Date of Award


Document Type


Degree Name

Doctor of Philosophy (PhD)

Committee Member

Dr. Gerald Dwyer, Committee Chair

Committee Member

Dr. Robert Tamura

Committee Member

Dr. Michal Jerzmanowski

Committee Member

Dr. Scott Templeton


The first chapter uses regression based event-study analysis to examine the response of the 30-year mortgage rate to the Federal Reserve's Quantitative Easing (QE) announcements in zero lower bond period. A total of 35 QE announcements from 2008 to 2015 are selected in reference to previous literature and my own discretion. Each announcement is then identified by a certain type and in a QE round. After model validation, the best-fitting IGARCH model with skewed t distribution is used to measure the QE announcement effects on daily changes of the 30-year mortgage rate, the 30-year Treasury rate and the spread between them.
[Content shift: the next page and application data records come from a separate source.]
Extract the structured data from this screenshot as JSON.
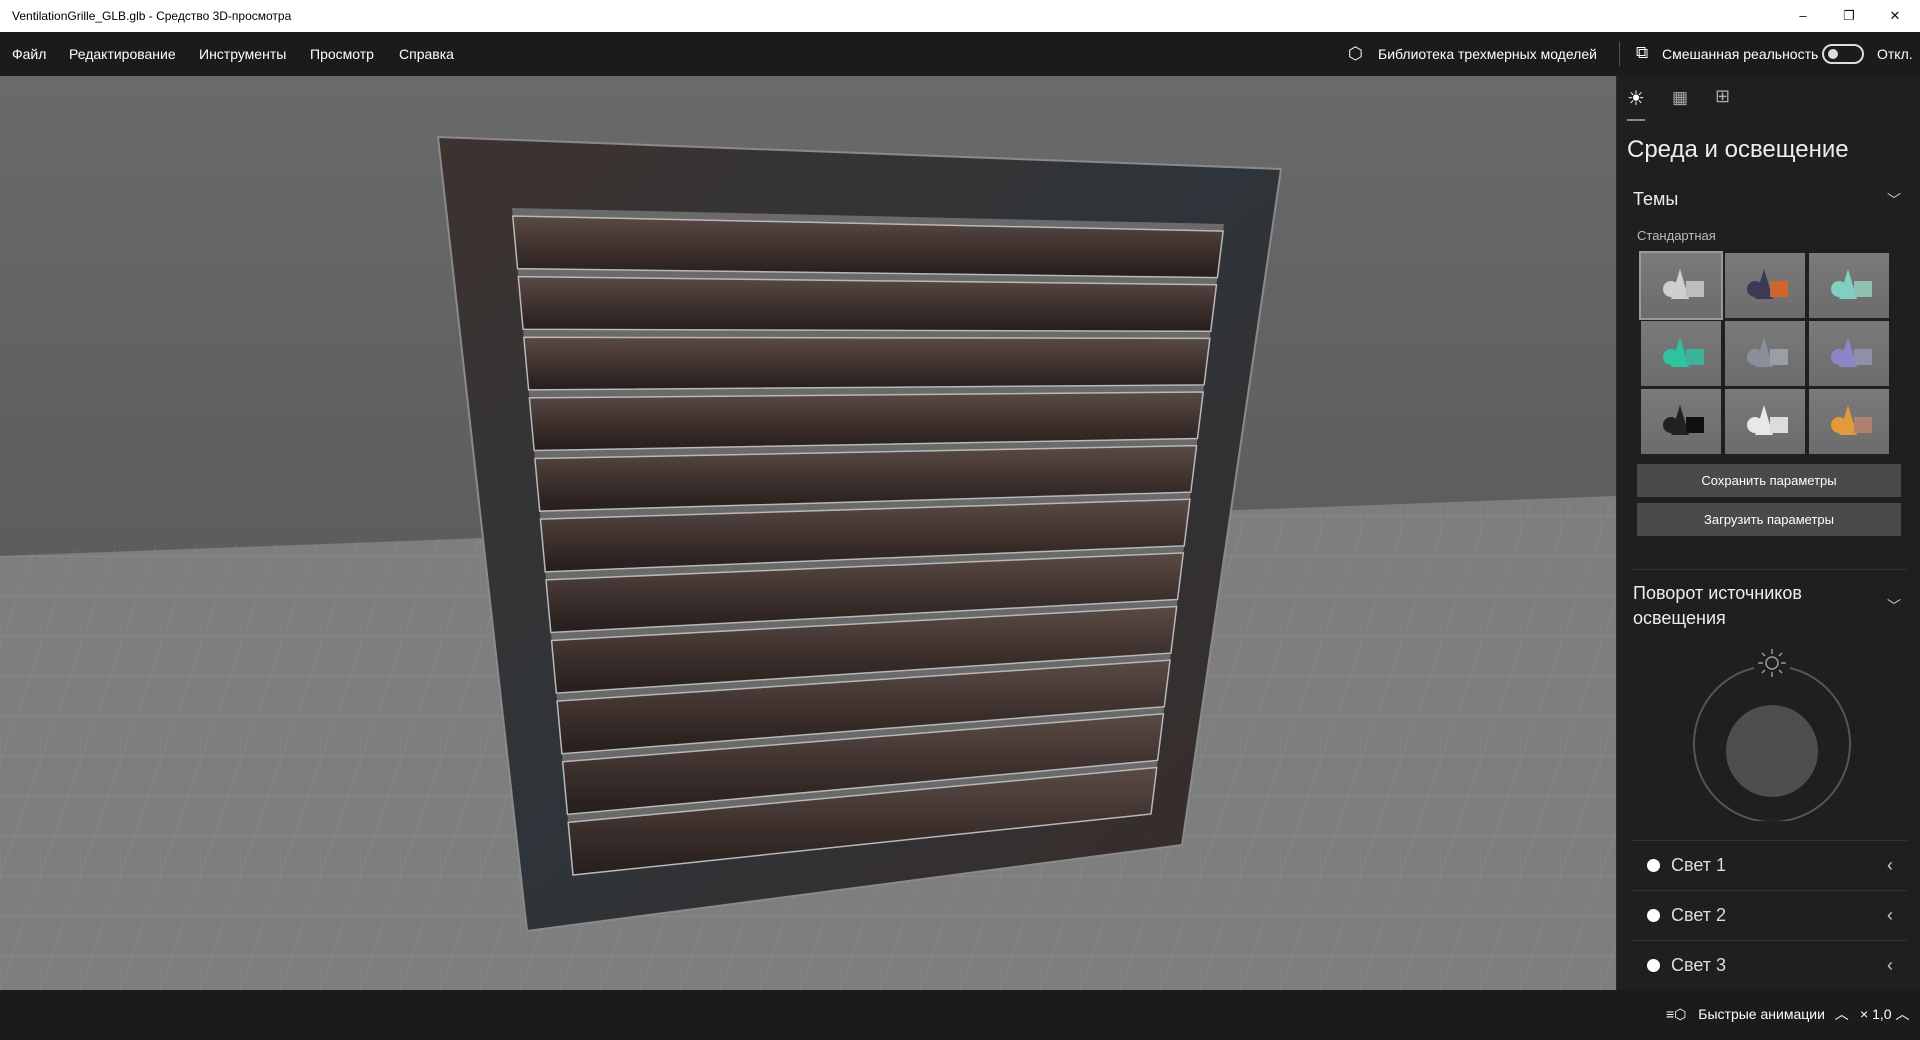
{
  "window": {
    "title": "VentilationGrille_GLB.glb - Средство 3D-просмотра",
    "minimize": "–",
    "maximize": "❐",
    "close": "✕"
  },
  "menu": [
    "Файл",
    "Редактирование",
    "Инструменты",
    "Просмотр",
    "Справка"
  ],
  "toolbar": {
    "library": "Библиотека трехмерных моделей",
    "mixed_reality": "Смешанная реальность",
    "toggle_state": "Откл.",
    "toggle_on": false
  },
  "panel": {
    "tabs": [
      "environment-lighting",
      "stats",
      "grid"
    ],
    "title": "Среда и освещение",
    "themes": {
      "header": "Темы",
      "group": "Стандартная",
      "items": [
        {
          "name": "neutral",
          "a": "#cfcfcf",
          "b": "#bdbdbd"
        },
        {
          "name": "orange",
          "a": "#3a3a55",
          "b": "#d0642e"
        },
        {
          "name": "teal",
          "a": "#7fd0c0",
          "b": "#8fbfb3"
        },
        {
          "name": "green",
          "a": "#2fc4a0",
          "b": "#3bb39a"
        },
        {
          "name": "gray",
          "a": "#8a9099",
          "b": "#9a9ea5"
        },
        {
          "name": "lilac",
          "a": "#8a86c8",
          "b": "#9090a8"
        },
        {
          "name": "black",
          "a": "#222",
          "b": "#111"
        },
        {
          "name": "white",
          "a": "#e8e8e8",
          "b": "#dcdcdc"
        },
        {
          "name": "purple-orange",
          "a": "#e39a3a",
          "b": "#b08070"
        }
      ],
      "selected": 0
    },
    "save": "Сохранить параметры",
    "load": "Загрузить параметры",
    "rotation": {
      "header": "Поворот источников освещения"
    },
    "lights": [
      "Свет 1",
      "Свет 2",
      "Свет 3"
    ]
  },
  "bottom": {
    "quick_anim": "Быстрые анимации",
    "speed": "× 1,0"
  }
}
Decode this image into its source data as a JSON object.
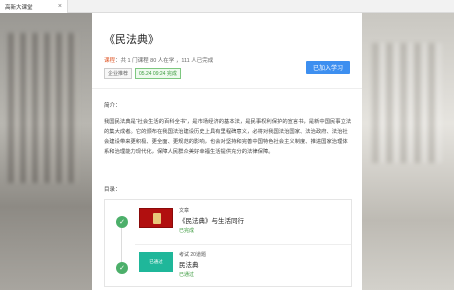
{
  "tab": {
    "title": "高新大课堂",
    "close": "×"
  },
  "course": {
    "title": "《民法典》",
    "meta_tag": "课程",
    "meta_text": "：共 1 门课程 80 人在学 ，111 人已完成",
    "badge_category": "企业推荐",
    "badge_date": "05.24 09:24 完成",
    "join_label": "已加入学习"
  },
  "intro": {
    "heading": "简介：",
    "text": "我国民法典是“社会生活的百科全书”，是市场经济的基本法，是民事权利保护的宣言书，是新中国民事立法的集大成者。它的颁布在我国法治建设历史上具有里程碑意义，必将对我国法治国家、法治政府、法治社会建设带来更积极、更全面、更规范的影响，也会对坚持和完善中国特色社会主义制度、推进国家治理体系和治理能力现代化，保障人民群众美好幸福生活提供充分的法律保障。"
  },
  "toc": {
    "heading": "目录：",
    "items": [
      {
        "type": "文章",
        "name": "《民法典》与生活同行",
        "status": "已完成",
        "thumb_label": ""
      },
      {
        "type": "考试 20道题",
        "name": "民法典",
        "status": "已通过",
        "thumb_label": "已通过"
      }
    ]
  },
  "colors": {
    "accent": "#3d8ff0",
    "success": "#4caf6a",
    "highlight": "#e05a2b"
  }
}
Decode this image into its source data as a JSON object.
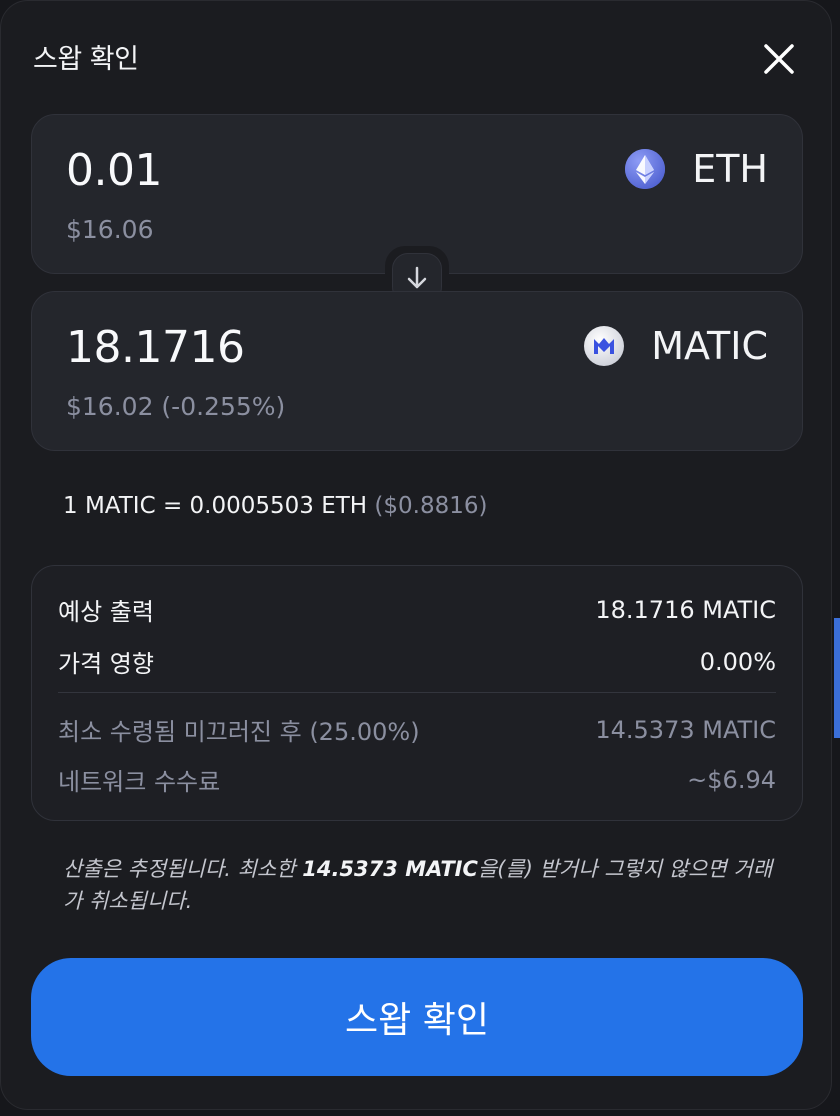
{
  "dialog": {
    "title": "스왑 확인",
    "close_icon": "close-icon"
  },
  "from": {
    "amount": "0.01",
    "usd": "$16.06",
    "token_symbol": "ETH",
    "token_icon": "eth-icon"
  },
  "swap_icon": "arrow-down-icon",
  "to": {
    "amount": "18.1716",
    "usd": "$16.02 (-0.255%)",
    "token_symbol": "MATIC",
    "token_icon": "matic-icon"
  },
  "rate": {
    "text": "1 MATIC = 0.0005503 ETH",
    "usd": "($0.8816)"
  },
  "details": {
    "expected_output_label": "예상 출력",
    "expected_output_value": "18.1716 MATIC",
    "price_impact_label": "가격 영향",
    "price_impact_value": "0.00%",
    "min_received_label": "최소 수령됨 미끄러진 후 (25.00%)",
    "min_received_value": "14.5373 MATIC",
    "network_fee_label": "네트워크 수수료",
    "network_fee_value": "~$6.94"
  },
  "note": {
    "prefix": "산출은 추정됩니다. 최소한 ",
    "amount": "14.5373 MATIC",
    "suffix": "을(를) 받거나 그렇지 않으면 거래가 취소됩니다."
  },
  "confirm_button": "스왑 확인",
  "colors": {
    "accent": "#2473e8",
    "background": "#1b1c20",
    "card": "#24262c",
    "muted_text": "#8b8fa0"
  }
}
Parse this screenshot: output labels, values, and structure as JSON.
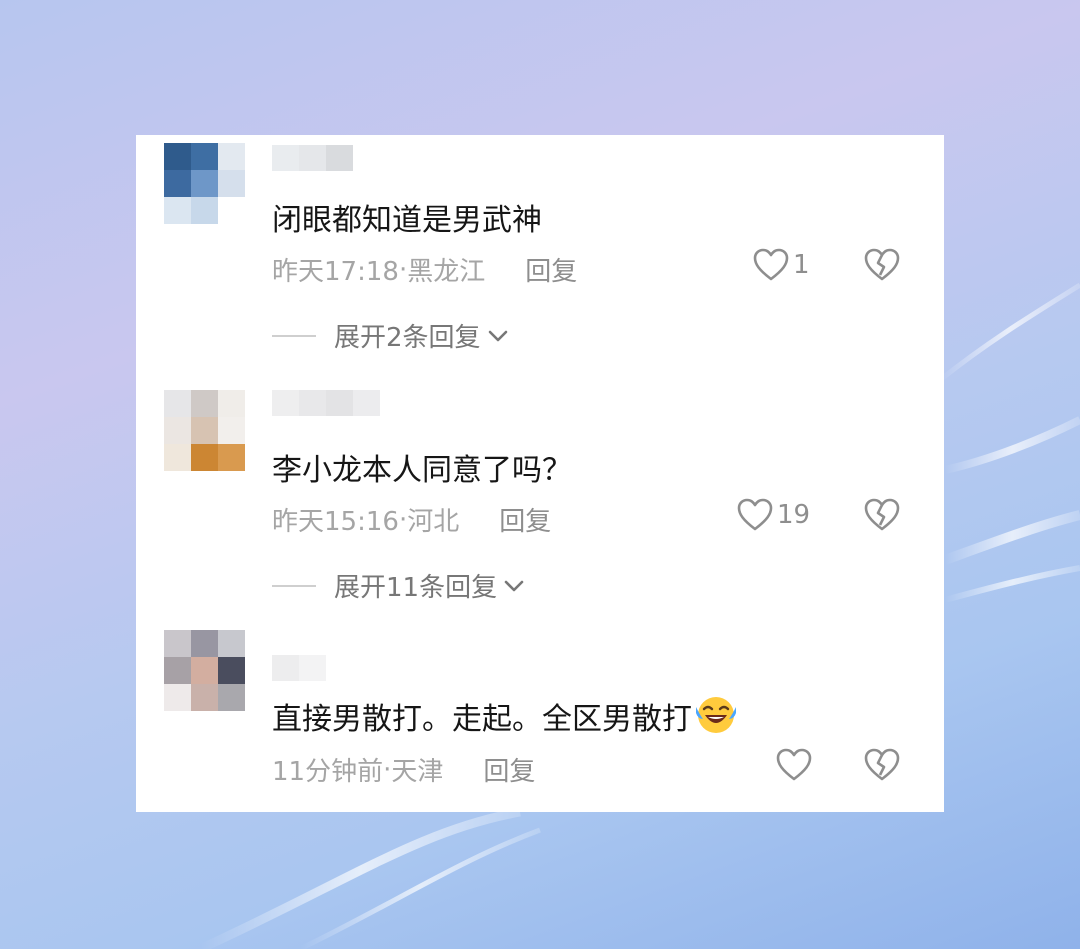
{
  "comments": [
    {
      "content": "闭眼都知道是男武神",
      "time": "昨天17:18",
      "location": "黑龙江",
      "reply_label": "回复",
      "likes": "1",
      "expand_label": "展开2条回复"
    },
    {
      "content": "李小龙本人同意了吗？",
      "time": "昨天15:16",
      "location": "河北",
      "reply_label": "回复",
      "likes": "19",
      "expand_label": "展开11条回复"
    },
    {
      "content": "直接男散打。走起。全区男散打",
      "time": "11分钟前",
      "location": "天津",
      "reply_label": "回复",
      "likes": ""
    }
  ],
  "meta_separator": " · ",
  "icons": {
    "like": "heart-outline-icon",
    "dislike": "broken-heart-icon",
    "expand": "chevron-down-icon",
    "emoji": "laughing-tears-emoji"
  },
  "colors": {
    "card": "#ffffff",
    "text": "#161616",
    "meta": "#a5a5a5",
    "icon": "#8e8e8e"
  }
}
Abnormal returns (changes), cumulative abnormal returns and their long-run values of the mortgage rate for each announcement within 1-day, 3-day and 5-day event windows are calculated and reported. In event windows, announcements suggesting the start of a new round of QE reduced the mortgage rate tremendously, while the effects of further news conveying a continuation of the current QE policy diminished. Announcements of an increase in mortgage-backed security purchases decreased the mortgage rate more than the Treasury rate and reduced the credit risk of holding mortgage securities over Treasury securities. Two robustness checks find that the shocks of macro-economy and mortgage rate determinants were trivial in influencing abnormal returns and cumulative abnormal returns of the mortgage rate on average, and the results do not change so much if the model is controlling for the 10-year Treasury rate instead of the 30-year Treasury rate. The second chapter studies the same topic as the first chapter by utilizing the bivariate structural VAR model with recursive restrictions. In the VAR, both the mortgage rate change and the Treasury rate change are endogenous variables, and the QE event dummies are exogenous variables. I find that the responses of the mortgage rate are similar to the results of GARCH model in Chapter 1 with 1-day and 3-day event windows. In addition, the aggregate effects of QE events in different rounds of QE are in line with the results in Chapter 1. Again, the conclusion of the MBS purchase events reducing the mortgage rate more than Treasury rate still holds. From the impulse response analysis, I find that the Treasury rate responds faster to a QE announcement shock than the mortgage rate, this evidence proves the necessity of longer event windows and a recursive relationship between the Treasury rate and the mortgage rate. The third chapter analyzes the effects of the monetary policy on the stock price in China. As suggested by existing literature, there are four major monetary policy instruments used by the People's Bank of China, they are the 7-day repo rate, the 1-year benchmark lending rate, the M2 and the total loan. I run Structural VARs with respect to these four instruments and find the impulse responses of the Shanghai A-share stock index to the monetary policy shocks. I use two different restriction schemes- the short-run Cholesky restrictions and the short-run and long-run combined restrictions for identification. After comparing the results, I conclude that the latter restriction method leads to the better estimation than the former one. In general, a contractionary monetary policy shock cuts the stock price, appreciates the Chinese currency, reduces the output gap, injects deflation and shrinks the commodity price gap. In additional, the “price puzzle” found in the US economy also exists in China.